  • Ryan Duncan What topic related to Christianity, faith, and the Bible is trending online and in social media today?
  • 2013 Oct 14

When I was in college, I read a survey posted by a Sociology major titled, Terrible Travels. The idea was for people to list places they hated being, but for some reason still felt compelled to attend. “The DMV”, “Airports”, and “The Dentist” were entries that would surprise no one, but as I got toward the middle I noticed another one, “Church”. Normally this wouldn’t have bothered me, but I went to a Christian college. It seemed even Christians didn’t want to go to church.

So what happened? How did the act of going to Church, which once led to joy and celebration, turn into such a chore? I’m sure many theologians will have much wiser answers than I do, but for my part, I believe it’s because many churches have stopped being families. In a recent article by Sarah Bessey, the author describes how her Church is more than an institution for believers, it is a home for all those who seek to know Christ.           

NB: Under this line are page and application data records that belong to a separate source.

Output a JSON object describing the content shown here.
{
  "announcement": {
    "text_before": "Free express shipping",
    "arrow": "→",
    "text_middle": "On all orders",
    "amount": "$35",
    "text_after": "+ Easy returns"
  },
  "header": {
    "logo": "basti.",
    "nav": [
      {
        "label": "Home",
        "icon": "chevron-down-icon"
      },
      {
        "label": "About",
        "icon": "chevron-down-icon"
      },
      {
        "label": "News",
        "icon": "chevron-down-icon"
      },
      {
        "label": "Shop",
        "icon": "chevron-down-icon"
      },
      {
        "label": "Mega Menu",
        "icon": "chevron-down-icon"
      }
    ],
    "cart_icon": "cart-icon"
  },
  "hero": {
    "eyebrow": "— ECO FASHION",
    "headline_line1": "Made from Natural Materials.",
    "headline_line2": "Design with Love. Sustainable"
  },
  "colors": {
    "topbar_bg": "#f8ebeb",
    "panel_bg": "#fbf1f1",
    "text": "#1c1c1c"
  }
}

“Because at the end of the service, they practice the priesthood of all believers and anyone can pray for anyone else. Just go ahead and pray, go ahead. Talk to each other, you don’t need a sanctioned commissioning, you are already part of this Body so go on then. Because I need to be around people who love Jesus, too. Because I know Jesus better when I hear about Him from other people who follow Him, too.”

“Because I almost always encounter the Holy Spirit in a profound, sideways sort of way when we’re gathered together in His name. Because then I leave and I go back out into my world, my neighborhood, my life, and there is always the promise of next week. Because some of my greatest wounds have come from church and so my greatest healing has happened here, too.

People underestimate the power of family. Family offers unconditional love, it offers understanding and safety, discipline but fairness, and a place to turn when you feel lost. Or at least it’s supposed to. In recent years, the Church has behaved more like a moral autocrat than a loving parent, and this position has cost believers and non-believers alike. If we are to repair the damage we’ve done, a fully represent the image of Christ, we must change our approach.

Look at what Jesus says in the book of Matthew,    

“‘Then the King will say to those on his right, 'Come, you who are blessed by my Father; take your inheritance, the kingdom prepared for you since the creation of the world. For I was hungry and you gave me something to eat, I was thirsty and you gave me something to drink, I was a stranger and you invited me in, I needed clothes and you clothed me, I was sick and you looked after me, I was in prison and you came to visit me.' "Then the righteous will answer him, 'Lord, when did we see you hungry and feed you, or thirsty and give you something to drink? When did we see you a stranger and invite you in, or needing clothes and clothe you? When did we see you sick or in prison and go to visit you?' "The King will reply, 'I tell you the truth, whatever you did for one of the least of these brothers of mine, you did for me.'” – Matthew 25:34-40

It is time for the Church to become a home. A place where the poor and lonely can find a family they never knew. No one connected by blood, but by something stronger. By the unshakable spirit, and unending love, of Jesus Christ.

*Ryan Duncan is the Culture Editor for